Requirement »
How many separate lines of the data contain "JSON"? Give the count and nothing else.

** Opening Material provided block **

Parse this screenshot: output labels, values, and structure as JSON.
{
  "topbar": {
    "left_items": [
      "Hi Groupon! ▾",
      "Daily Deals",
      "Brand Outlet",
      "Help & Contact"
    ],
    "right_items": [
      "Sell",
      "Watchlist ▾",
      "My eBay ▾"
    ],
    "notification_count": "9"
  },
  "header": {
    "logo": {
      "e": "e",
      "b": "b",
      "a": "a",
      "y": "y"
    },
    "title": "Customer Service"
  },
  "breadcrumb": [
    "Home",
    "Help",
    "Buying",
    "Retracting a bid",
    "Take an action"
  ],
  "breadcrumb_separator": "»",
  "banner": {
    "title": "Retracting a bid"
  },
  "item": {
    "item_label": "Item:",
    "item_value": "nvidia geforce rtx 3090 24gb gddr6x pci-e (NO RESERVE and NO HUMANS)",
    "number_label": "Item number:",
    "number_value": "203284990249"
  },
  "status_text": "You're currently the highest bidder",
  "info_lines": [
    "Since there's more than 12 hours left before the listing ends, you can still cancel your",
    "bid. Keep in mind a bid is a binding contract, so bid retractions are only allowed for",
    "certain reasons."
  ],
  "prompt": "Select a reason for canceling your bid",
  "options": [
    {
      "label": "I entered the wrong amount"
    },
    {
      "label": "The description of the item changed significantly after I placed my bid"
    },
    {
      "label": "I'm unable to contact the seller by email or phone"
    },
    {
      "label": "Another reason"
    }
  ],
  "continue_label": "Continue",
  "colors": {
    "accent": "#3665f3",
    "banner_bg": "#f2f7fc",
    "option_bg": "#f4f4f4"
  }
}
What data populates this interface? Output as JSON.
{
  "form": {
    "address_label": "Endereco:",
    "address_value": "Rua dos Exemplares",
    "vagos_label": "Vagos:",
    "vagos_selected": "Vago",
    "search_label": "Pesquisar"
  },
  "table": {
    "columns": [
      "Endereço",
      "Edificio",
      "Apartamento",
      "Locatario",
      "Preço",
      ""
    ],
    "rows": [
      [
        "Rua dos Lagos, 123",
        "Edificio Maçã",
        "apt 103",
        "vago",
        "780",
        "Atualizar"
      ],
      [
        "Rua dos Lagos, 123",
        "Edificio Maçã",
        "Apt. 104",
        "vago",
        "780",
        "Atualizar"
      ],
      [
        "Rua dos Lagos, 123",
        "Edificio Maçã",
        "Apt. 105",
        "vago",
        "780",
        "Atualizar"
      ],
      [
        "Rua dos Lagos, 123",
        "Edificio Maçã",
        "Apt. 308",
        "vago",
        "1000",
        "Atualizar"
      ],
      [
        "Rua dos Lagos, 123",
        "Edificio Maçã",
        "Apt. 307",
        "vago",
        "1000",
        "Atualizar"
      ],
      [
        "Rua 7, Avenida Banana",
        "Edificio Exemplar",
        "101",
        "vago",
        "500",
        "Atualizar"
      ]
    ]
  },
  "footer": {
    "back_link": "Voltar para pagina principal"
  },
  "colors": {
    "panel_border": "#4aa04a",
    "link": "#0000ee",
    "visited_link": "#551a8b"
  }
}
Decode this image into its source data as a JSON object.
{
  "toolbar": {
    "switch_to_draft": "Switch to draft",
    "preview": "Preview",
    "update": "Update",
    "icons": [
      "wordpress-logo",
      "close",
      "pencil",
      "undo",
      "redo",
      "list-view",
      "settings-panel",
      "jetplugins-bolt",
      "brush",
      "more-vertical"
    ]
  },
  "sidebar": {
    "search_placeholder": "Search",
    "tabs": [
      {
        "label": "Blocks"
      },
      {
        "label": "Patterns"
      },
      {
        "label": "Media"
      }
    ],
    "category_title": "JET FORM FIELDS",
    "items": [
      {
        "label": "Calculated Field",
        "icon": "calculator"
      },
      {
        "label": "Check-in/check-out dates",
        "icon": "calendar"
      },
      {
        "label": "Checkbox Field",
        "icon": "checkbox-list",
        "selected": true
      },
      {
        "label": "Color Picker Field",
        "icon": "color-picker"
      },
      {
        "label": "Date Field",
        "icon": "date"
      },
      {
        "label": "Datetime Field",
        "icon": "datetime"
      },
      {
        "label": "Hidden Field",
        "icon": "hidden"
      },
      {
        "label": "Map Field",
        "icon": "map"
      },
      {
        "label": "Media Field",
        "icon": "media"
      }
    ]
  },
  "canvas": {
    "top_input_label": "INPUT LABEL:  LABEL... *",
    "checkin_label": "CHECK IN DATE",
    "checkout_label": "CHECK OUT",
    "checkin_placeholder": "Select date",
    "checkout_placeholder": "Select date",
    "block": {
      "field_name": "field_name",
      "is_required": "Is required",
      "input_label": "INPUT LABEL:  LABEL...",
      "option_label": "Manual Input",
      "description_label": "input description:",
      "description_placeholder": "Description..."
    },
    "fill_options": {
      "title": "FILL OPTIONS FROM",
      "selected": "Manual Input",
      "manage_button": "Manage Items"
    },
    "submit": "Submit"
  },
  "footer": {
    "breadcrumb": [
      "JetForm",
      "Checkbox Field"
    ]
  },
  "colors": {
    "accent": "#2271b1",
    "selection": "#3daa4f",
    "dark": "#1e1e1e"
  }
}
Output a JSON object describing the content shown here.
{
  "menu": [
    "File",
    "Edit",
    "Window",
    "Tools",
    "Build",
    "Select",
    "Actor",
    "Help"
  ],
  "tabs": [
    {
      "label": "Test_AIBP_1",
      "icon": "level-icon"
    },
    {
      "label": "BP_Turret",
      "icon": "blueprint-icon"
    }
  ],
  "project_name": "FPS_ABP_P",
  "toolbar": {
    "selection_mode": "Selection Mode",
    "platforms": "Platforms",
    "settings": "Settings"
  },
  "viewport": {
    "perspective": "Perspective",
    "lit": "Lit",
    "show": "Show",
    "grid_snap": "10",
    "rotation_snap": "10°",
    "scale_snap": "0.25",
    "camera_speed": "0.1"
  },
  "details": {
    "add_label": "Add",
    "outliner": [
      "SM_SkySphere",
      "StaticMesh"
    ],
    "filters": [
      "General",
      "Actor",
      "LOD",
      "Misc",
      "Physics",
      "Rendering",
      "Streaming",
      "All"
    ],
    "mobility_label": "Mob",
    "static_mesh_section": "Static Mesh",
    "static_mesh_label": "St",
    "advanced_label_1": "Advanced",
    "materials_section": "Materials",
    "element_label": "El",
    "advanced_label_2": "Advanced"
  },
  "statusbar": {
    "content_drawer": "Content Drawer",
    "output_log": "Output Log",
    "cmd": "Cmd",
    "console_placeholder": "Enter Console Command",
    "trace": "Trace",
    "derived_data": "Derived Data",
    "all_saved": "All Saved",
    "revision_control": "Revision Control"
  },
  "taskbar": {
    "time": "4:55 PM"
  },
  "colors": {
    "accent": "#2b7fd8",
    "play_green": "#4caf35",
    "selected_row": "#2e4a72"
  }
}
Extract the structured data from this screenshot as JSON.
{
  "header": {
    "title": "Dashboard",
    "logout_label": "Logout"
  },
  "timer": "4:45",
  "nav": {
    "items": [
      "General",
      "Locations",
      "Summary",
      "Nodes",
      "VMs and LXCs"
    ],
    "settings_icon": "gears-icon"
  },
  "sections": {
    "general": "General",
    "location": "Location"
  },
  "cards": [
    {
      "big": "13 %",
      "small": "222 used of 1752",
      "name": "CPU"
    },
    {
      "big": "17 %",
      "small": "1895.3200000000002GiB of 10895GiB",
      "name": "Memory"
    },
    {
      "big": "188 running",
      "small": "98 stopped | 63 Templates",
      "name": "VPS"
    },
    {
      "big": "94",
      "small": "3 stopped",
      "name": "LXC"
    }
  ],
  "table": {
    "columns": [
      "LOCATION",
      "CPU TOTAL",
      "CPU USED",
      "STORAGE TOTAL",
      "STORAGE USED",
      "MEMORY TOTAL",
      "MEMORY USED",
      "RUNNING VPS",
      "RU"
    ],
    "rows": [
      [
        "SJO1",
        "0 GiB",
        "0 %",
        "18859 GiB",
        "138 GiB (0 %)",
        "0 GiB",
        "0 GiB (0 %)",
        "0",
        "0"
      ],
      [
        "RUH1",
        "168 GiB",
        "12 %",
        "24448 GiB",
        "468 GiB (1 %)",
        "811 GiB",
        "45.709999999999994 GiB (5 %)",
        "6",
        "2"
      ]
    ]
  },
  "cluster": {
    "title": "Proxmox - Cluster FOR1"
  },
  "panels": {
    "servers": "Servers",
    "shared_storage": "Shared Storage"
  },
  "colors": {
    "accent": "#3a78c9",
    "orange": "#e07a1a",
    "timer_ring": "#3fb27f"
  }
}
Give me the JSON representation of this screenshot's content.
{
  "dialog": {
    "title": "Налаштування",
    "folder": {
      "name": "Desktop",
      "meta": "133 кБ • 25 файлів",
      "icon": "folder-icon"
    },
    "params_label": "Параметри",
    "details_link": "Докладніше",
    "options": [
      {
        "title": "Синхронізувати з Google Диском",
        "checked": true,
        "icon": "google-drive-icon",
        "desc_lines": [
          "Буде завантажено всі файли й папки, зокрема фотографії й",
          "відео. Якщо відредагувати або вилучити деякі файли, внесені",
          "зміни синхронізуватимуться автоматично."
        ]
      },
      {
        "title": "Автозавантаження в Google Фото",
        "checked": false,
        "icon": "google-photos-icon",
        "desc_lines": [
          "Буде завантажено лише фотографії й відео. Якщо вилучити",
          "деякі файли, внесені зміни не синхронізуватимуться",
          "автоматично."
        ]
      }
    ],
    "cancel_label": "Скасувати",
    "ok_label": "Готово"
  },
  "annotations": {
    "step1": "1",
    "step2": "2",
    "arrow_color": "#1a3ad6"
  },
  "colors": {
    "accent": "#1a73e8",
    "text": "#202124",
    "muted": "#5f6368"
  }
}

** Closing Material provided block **

Answer to this problem »
6